Are Folk Remedies Better Than Modern Medicine? Heres What Research Says
Folk remedies are homeopathic health salves that are passed down from one generation to the next. From chicken soup for cold relief to hot tea for a sore throat, these natural alternatives to medications are often culture- and family-specific. Though some do, in fact, soothe the discomforts of lesser illnesses, the research on their ability to heal is limited. As such, we assessed popular home remedies for common ailments — including back pain, cough, and hypertension — by evaluating research studies comparing their benefits to those of traditional medications. Here's what we found.
Claim: Heat Helps Soothes Back Pain
True. In ancient Egypt and Greece, heat therapy was used to treat aches. Now, research published in the journal Value in Health suggests that it's still the best cure for chronic back pain. Compared to pain-relieving drugs, the study concluded that heat wrap therapy was a cheaper way for participants to ease lower-back pain. Why? Heat therapy helps soothe discomfort, and boosts blood flow to the area to speed healing.
Claim: Chocolate May Relive Persistent Coughing
False. The claim that chocolate can provide cough relief better than cough medicine is misleading. This claim garnered attention after news outlets incorrectly cited a 2016 study as supporting the consumption of all chocolate products to ease coughing, when the research only involved a chocolate-flavored cough syrup.
“It’s caused a lot of discussion.
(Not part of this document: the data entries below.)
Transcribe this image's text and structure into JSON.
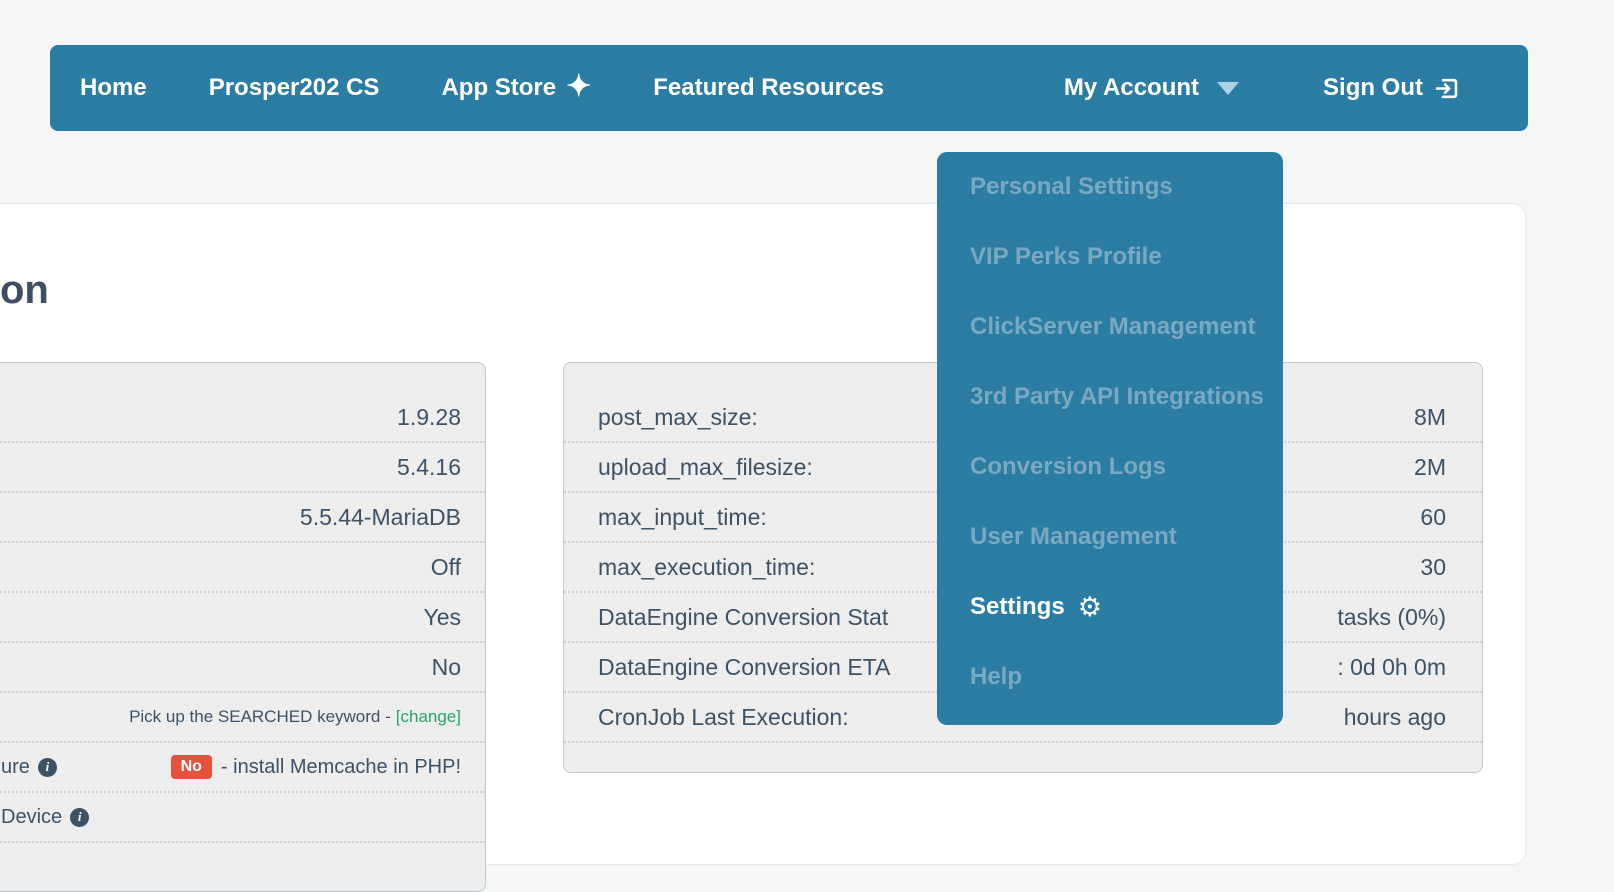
{
  "navbar": {
    "items": [
      {
        "label": "Home"
      },
      {
        "label": "Prosper202 CS"
      },
      {
        "label": "App Store",
        "icon": "✦"
      },
      {
        "label": "Featured Resources"
      }
    ],
    "my_account": "My Account",
    "sign_out": "Sign Out"
  },
  "account_menu": {
    "items": [
      "Personal Settings",
      "VIP Perks Profile",
      "ClickServer Management",
      "3rd Party API Integrations",
      "Conversion Logs",
      "User Management"
    ],
    "settings": "Settings",
    "settings_icon": "⚙",
    "help": "Help"
  },
  "page": {
    "heading_fragment": "on"
  },
  "left_panel": {
    "values": [
      "1.9.28",
      "5.4.16",
      "5.5.44-MariaDB",
      "Off",
      "Yes",
      "No"
    ],
    "searched_row": {
      "text": "Pick up the SEARCHED keyword -",
      "link": "[change]"
    },
    "memcache_row": {
      "label_fragment": "ure",
      "badge": "No",
      "text": "- install Memcache in PHP!"
    },
    "partial_row": {
      "label_fragment": "Device"
    }
  },
  "right_panel": {
    "rows": [
      {
        "label": "post_max_size:",
        "value": "8M"
      },
      {
        "label": "upload_max_filesize:",
        "value": "2M"
      },
      {
        "label": "max_input_time:",
        "value": "60"
      },
      {
        "label": "max_execution_time:",
        "value": "30"
      },
      {
        "label": "DataEngine Conversion Stat",
        "value": "tasks (0%)"
      },
      {
        "label": "DataEngine Conversion ETA",
        "value": ": 0d 0h 0m"
      },
      {
        "label": "CronJob Last Execution:",
        "value": "hours ago"
      }
    ]
  },
  "icons": {
    "info": "i"
  },
  "colors": {
    "nav_blue": "#2b7da4",
    "muted_menu_text": "#79a9c1",
    "navy_text": "#3d5265",
    "green_link": "#29a469",
    "red_badge": "#e8513e",
    "panel_bg": "#ededee"
  }
}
My secretary has been looking at the comments page of our own local paper, and 400 people have commented on this. Some say, ‘Yes, chocolate works for me,’ and maybe it works for them and that’s fine by me, but scientifically there is no evidence it will work,” the study's co-author, Alyn Morice, MD, explains to Healthline.
Claim: Coconut Water Could Lower Blood Pressure
True. Coconut water has been reported to calm high blood pressure, and a 2013 study supports that claim. The six-week study found that hypertension participants who consumed coconut water daily experienced significantly lower blood pressure levels than participants who didn't. Researchers credit this benefit to coconut water's potassium content relaxing blood-vessel walls.
The Bottom Line
Age-old health remedies are hit or miss, and there's a chance they'll only provide temporary relief if they actually work. Instead, speak with your doctor about long-term treatment options for health troubles. This way you can feel your best from the inside out!
This content is not a substitute for professional medical advice or diagnosis. Always consult your physician before pursuing any treatment plan.
A version of this article originally appeared in our print magazine, Woman's World.